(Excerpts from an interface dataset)

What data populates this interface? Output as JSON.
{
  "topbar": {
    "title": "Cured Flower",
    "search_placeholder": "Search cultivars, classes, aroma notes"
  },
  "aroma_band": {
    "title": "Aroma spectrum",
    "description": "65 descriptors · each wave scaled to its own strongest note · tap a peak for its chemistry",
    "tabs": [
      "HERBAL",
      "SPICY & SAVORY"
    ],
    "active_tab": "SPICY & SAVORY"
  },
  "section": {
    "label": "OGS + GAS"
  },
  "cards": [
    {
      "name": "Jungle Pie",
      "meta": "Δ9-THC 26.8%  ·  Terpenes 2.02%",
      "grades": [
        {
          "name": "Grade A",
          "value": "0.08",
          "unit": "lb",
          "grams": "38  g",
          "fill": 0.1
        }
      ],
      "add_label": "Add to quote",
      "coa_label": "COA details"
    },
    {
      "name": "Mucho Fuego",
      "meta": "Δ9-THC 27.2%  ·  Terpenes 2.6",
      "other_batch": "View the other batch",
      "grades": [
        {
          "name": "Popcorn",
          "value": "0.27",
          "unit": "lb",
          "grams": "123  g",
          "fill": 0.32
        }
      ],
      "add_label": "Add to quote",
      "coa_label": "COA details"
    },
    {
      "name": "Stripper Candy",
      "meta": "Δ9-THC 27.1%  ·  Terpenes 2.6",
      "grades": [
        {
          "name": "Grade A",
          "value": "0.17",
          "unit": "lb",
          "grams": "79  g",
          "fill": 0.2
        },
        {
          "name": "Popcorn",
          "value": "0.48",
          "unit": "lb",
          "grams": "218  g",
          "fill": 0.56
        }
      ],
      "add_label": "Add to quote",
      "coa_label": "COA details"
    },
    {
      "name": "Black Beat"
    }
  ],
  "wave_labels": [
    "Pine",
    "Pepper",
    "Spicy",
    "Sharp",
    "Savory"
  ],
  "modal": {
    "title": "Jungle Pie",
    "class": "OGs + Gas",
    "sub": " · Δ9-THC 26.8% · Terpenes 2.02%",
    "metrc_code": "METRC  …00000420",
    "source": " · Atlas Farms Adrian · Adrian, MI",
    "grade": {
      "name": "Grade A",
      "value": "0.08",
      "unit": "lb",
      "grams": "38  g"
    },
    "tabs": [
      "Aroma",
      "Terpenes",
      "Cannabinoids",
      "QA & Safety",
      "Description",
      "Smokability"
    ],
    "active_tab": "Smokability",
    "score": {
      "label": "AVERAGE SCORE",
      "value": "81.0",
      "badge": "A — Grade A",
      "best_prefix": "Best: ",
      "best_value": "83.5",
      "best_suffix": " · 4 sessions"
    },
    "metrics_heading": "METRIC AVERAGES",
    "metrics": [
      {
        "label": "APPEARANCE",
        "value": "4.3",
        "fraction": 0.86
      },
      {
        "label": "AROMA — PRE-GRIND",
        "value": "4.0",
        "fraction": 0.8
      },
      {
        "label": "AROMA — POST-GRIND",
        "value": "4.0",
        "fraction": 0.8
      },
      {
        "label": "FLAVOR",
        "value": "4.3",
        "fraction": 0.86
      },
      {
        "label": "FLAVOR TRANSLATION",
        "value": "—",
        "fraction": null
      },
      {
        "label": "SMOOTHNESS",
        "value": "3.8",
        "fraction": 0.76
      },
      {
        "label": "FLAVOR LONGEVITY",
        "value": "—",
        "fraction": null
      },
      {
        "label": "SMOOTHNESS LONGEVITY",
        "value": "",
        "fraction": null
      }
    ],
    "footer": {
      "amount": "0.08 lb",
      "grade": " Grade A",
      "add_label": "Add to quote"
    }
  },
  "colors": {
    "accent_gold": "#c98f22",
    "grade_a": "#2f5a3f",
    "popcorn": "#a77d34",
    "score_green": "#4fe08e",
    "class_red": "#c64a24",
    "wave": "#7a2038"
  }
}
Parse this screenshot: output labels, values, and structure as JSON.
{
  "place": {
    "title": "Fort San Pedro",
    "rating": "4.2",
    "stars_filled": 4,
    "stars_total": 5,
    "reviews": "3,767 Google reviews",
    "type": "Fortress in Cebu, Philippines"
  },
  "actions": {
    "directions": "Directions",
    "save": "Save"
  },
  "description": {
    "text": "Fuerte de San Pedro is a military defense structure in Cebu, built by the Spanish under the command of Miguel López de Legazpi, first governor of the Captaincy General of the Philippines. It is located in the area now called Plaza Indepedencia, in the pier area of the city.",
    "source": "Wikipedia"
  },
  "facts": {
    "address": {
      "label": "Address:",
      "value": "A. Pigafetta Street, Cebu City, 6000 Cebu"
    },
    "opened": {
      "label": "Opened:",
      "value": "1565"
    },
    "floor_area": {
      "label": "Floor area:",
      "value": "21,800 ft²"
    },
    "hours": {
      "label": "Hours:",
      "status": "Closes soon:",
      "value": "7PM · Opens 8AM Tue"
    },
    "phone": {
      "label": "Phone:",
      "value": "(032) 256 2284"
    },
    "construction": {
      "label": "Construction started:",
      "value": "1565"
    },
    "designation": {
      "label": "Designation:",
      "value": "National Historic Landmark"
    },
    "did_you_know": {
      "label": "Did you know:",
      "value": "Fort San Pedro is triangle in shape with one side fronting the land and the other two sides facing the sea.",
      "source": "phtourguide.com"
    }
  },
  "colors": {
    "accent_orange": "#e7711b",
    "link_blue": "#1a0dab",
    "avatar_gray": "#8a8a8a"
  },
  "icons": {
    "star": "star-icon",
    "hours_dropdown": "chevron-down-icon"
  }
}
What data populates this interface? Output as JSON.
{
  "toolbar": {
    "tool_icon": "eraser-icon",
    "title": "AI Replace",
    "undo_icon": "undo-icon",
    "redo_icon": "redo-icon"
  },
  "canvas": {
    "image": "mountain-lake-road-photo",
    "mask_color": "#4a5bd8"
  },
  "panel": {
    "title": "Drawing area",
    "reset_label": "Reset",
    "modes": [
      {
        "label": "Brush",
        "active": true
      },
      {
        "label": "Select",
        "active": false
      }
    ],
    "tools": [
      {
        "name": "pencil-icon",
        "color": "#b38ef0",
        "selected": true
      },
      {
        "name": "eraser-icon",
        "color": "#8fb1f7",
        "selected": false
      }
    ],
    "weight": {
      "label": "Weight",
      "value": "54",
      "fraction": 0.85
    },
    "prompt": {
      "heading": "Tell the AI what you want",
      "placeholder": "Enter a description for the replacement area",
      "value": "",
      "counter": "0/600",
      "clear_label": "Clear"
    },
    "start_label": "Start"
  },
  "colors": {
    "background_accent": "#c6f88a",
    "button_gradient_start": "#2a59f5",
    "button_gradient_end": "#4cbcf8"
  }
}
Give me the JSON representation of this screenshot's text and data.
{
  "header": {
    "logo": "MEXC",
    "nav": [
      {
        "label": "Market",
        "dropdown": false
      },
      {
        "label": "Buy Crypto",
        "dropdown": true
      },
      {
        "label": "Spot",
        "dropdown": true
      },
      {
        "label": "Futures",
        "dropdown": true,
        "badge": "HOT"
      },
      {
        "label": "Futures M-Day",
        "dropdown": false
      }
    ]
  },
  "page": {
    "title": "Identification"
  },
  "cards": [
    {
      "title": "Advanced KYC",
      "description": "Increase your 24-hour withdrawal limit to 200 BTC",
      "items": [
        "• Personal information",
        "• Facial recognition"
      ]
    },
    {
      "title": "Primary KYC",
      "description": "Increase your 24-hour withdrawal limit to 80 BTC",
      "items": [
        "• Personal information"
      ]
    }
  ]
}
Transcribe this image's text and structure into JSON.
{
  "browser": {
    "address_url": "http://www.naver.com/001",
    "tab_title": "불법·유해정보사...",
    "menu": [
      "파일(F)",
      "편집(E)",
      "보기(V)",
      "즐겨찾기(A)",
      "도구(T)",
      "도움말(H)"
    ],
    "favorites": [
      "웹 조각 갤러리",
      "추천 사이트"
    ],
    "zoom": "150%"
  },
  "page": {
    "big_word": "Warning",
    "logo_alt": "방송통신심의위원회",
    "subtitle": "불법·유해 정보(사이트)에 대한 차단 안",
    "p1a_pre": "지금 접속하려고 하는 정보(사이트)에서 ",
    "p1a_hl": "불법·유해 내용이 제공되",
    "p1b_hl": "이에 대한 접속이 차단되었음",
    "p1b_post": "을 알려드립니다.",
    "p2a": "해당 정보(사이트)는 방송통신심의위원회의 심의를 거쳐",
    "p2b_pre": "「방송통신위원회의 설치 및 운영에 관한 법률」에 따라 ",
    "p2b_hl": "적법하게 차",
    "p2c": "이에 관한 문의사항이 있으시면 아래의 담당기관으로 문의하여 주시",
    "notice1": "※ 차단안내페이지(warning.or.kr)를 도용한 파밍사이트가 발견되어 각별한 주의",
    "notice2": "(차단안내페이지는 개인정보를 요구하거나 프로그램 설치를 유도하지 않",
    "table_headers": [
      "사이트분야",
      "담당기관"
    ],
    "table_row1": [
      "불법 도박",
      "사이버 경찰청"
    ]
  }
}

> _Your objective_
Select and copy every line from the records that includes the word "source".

> _Exercise solution_
    "source": " · Atlas Farms Adrian · Adrian, MI",
    "source": "Wikipedia"
      "source": "phtourguide.com"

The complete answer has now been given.